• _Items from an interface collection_

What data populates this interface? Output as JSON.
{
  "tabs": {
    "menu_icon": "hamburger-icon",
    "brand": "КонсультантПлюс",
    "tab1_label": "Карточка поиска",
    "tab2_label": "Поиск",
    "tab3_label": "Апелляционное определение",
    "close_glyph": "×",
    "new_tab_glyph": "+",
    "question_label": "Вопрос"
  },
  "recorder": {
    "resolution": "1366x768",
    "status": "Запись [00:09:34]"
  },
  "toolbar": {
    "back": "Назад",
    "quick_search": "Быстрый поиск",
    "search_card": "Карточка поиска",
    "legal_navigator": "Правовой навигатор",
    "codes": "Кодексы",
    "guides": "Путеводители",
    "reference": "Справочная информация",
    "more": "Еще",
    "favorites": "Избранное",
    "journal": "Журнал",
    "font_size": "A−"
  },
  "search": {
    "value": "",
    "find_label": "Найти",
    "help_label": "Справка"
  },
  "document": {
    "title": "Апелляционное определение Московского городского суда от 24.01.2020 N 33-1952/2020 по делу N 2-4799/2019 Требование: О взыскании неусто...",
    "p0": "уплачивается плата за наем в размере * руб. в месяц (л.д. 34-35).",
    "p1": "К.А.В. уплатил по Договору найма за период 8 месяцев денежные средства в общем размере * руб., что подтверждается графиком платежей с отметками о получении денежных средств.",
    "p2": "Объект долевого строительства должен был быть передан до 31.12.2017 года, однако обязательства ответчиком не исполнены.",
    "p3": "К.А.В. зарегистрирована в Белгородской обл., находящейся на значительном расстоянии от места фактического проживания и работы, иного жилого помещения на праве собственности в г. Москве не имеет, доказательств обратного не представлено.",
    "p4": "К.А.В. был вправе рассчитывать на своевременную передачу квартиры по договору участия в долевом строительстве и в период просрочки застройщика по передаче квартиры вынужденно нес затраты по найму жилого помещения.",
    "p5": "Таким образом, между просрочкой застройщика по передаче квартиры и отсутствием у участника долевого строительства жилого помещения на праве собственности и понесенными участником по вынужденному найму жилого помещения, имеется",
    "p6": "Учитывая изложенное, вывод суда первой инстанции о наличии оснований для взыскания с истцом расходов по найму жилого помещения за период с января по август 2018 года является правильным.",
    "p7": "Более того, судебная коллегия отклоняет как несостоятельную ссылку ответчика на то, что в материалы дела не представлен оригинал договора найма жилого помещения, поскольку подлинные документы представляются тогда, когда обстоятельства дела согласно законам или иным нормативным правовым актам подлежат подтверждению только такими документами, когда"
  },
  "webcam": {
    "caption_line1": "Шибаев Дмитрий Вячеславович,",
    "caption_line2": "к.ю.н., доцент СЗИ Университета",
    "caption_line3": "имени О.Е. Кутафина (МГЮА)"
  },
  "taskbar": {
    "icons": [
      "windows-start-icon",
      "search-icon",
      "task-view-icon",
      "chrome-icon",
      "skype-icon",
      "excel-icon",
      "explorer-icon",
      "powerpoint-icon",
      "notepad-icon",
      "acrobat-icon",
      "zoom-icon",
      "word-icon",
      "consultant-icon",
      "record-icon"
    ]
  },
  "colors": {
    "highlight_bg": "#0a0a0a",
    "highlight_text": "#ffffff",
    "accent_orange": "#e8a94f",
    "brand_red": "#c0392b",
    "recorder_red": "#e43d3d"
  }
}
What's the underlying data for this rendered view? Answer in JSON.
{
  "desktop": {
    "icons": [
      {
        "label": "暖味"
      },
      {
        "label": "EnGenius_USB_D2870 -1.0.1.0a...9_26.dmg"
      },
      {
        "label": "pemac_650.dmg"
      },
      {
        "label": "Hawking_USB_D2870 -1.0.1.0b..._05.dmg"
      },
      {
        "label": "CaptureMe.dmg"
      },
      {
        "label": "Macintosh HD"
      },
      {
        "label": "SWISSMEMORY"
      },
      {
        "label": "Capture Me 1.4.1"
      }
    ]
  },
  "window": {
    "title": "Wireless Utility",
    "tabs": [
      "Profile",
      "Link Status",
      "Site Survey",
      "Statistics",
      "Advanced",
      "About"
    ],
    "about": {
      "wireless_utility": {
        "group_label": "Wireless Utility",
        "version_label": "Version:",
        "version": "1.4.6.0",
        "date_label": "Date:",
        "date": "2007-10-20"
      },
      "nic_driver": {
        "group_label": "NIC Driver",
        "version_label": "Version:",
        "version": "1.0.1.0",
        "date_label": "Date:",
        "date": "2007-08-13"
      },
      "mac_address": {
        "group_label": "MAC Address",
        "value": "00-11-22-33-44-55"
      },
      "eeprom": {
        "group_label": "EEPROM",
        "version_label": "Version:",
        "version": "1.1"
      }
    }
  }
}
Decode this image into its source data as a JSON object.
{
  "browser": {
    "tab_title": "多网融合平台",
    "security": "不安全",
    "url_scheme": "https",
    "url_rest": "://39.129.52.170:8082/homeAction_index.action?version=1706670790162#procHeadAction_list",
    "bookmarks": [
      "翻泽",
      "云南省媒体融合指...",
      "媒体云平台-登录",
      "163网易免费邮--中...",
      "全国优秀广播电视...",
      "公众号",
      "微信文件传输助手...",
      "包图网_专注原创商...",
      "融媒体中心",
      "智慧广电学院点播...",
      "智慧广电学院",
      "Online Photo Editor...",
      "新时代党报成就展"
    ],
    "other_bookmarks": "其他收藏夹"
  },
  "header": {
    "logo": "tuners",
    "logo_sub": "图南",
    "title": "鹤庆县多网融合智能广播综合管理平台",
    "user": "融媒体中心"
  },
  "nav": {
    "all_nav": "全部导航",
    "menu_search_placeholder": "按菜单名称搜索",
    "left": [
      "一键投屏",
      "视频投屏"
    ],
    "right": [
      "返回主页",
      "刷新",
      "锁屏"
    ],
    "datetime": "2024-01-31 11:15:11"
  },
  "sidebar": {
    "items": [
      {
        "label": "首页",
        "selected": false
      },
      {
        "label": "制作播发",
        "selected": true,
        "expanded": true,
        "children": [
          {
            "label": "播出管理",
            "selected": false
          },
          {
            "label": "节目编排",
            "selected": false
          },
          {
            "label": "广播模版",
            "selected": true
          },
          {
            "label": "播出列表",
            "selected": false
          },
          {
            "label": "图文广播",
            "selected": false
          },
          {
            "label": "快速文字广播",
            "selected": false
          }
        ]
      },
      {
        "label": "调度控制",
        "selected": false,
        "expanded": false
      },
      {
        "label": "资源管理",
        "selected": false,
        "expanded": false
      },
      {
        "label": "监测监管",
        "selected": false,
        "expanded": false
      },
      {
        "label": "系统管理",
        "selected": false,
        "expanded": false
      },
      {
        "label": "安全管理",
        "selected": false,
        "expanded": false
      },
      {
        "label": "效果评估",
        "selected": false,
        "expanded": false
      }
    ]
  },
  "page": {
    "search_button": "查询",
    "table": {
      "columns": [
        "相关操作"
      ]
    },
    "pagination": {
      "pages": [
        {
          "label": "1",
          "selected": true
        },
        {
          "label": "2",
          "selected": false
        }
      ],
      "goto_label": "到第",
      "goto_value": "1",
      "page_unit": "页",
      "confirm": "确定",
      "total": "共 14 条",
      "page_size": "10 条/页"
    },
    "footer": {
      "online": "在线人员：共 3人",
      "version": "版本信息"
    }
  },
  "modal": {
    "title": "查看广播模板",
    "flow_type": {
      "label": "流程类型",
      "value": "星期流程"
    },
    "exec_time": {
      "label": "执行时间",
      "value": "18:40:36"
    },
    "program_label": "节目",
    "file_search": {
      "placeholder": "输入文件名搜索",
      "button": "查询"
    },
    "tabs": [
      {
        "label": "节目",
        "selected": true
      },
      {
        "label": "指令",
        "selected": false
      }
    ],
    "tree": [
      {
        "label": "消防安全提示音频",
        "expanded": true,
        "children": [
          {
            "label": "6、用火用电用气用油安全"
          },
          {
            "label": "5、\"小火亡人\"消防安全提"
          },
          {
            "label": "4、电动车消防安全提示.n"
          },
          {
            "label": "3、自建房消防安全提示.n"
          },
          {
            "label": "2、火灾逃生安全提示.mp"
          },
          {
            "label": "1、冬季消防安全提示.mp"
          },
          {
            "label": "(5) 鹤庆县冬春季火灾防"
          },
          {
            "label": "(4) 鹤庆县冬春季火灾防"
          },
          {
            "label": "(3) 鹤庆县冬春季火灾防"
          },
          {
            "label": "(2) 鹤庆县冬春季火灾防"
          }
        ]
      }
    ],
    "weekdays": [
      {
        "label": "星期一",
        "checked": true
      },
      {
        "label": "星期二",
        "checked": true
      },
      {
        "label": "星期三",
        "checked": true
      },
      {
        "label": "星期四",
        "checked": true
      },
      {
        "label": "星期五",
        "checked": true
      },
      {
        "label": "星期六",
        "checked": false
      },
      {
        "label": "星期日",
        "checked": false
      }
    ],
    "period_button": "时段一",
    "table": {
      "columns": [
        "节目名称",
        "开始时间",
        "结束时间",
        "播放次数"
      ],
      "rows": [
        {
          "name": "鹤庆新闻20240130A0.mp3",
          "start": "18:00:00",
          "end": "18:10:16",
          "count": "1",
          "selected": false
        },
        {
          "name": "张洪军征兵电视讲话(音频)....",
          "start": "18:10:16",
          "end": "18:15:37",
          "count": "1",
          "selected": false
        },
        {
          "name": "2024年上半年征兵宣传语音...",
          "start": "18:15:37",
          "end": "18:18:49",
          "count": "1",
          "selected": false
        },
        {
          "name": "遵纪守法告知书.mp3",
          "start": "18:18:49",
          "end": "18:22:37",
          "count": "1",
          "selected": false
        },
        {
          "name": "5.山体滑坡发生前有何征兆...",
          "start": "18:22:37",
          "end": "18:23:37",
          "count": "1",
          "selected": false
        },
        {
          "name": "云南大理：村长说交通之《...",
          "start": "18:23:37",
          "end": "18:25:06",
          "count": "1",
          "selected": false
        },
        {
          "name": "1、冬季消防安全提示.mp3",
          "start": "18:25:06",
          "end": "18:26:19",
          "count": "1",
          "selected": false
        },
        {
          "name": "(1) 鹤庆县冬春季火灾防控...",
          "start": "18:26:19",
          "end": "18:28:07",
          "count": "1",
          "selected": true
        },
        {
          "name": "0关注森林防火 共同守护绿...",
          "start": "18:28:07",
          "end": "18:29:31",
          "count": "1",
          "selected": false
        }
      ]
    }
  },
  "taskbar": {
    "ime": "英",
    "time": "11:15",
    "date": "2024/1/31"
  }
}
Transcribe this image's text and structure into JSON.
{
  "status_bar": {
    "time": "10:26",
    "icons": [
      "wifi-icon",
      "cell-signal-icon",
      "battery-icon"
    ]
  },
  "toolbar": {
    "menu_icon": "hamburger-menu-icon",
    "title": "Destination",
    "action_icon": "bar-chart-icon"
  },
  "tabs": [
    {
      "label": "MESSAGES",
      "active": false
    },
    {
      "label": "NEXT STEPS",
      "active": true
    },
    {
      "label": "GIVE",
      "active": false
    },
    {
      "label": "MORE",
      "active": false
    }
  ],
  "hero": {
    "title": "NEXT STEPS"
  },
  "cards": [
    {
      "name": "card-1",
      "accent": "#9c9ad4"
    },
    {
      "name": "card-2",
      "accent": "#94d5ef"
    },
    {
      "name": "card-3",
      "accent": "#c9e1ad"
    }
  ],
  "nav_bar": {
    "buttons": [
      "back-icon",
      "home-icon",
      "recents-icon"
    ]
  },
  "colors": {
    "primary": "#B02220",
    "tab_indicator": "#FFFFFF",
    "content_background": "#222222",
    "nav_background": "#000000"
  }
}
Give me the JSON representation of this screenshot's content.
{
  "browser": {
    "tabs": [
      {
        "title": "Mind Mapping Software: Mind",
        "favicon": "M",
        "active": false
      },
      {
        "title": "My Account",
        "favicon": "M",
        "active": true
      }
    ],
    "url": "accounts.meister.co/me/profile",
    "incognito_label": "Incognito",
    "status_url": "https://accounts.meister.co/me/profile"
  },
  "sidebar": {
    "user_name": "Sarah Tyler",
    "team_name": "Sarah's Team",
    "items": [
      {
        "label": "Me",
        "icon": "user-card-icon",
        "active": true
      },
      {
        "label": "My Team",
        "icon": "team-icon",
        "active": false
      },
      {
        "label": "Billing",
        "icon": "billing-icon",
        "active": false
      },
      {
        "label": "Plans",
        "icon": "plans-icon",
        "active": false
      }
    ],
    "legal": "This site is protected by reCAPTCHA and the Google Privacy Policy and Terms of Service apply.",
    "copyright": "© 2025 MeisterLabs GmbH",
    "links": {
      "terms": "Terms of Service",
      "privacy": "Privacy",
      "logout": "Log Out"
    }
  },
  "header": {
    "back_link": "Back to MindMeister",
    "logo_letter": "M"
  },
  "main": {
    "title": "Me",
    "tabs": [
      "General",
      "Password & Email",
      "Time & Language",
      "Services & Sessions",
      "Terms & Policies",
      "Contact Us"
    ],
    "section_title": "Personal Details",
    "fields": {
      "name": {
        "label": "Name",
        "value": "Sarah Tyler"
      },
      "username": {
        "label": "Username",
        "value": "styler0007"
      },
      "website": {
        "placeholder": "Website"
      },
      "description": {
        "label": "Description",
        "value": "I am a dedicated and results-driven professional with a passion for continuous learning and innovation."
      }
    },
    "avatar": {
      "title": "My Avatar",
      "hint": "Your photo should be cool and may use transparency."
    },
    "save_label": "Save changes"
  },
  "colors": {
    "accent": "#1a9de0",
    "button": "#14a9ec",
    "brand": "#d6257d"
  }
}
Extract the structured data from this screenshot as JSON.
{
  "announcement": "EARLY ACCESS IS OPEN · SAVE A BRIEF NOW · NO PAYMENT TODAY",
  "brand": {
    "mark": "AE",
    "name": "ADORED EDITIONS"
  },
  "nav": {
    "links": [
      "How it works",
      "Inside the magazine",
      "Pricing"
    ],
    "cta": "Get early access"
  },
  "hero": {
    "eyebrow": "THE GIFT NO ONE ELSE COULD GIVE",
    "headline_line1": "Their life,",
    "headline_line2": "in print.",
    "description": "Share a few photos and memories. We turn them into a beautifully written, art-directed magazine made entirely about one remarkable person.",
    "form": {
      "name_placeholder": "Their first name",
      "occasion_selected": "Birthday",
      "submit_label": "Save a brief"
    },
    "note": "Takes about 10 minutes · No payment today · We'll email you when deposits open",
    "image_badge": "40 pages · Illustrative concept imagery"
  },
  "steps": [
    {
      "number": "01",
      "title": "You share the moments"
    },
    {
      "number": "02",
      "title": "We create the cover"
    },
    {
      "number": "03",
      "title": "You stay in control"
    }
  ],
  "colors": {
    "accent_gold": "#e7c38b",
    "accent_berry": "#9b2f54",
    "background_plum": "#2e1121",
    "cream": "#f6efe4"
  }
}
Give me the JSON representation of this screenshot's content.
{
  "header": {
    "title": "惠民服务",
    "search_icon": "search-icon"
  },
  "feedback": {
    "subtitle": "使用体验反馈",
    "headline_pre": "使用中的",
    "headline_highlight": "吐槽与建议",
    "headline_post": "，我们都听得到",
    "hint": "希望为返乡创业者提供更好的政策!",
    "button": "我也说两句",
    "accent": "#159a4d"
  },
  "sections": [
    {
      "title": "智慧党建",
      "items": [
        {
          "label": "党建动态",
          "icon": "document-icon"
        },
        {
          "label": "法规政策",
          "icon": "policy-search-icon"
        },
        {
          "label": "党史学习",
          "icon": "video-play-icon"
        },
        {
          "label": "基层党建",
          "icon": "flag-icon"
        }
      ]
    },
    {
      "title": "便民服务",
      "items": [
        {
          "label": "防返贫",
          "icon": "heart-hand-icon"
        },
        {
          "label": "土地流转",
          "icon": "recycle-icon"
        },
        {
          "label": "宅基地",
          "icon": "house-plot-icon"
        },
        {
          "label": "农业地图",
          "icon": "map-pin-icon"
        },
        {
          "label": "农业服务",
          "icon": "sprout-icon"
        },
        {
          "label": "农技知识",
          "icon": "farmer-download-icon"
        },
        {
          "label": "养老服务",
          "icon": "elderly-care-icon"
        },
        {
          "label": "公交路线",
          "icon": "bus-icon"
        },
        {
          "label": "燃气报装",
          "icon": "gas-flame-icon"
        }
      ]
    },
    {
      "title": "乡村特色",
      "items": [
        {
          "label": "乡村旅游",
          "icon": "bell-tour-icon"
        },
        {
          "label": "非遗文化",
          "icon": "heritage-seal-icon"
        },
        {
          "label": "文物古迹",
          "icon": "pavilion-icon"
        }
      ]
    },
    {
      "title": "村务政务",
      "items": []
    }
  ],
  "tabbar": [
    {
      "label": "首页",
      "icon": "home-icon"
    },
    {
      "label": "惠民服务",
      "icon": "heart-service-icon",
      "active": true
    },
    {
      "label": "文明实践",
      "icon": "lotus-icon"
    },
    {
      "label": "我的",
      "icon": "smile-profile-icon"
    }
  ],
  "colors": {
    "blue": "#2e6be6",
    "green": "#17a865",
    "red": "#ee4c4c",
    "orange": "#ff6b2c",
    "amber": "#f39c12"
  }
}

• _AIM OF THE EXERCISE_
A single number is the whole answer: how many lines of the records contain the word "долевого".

• _OUTPUT_
2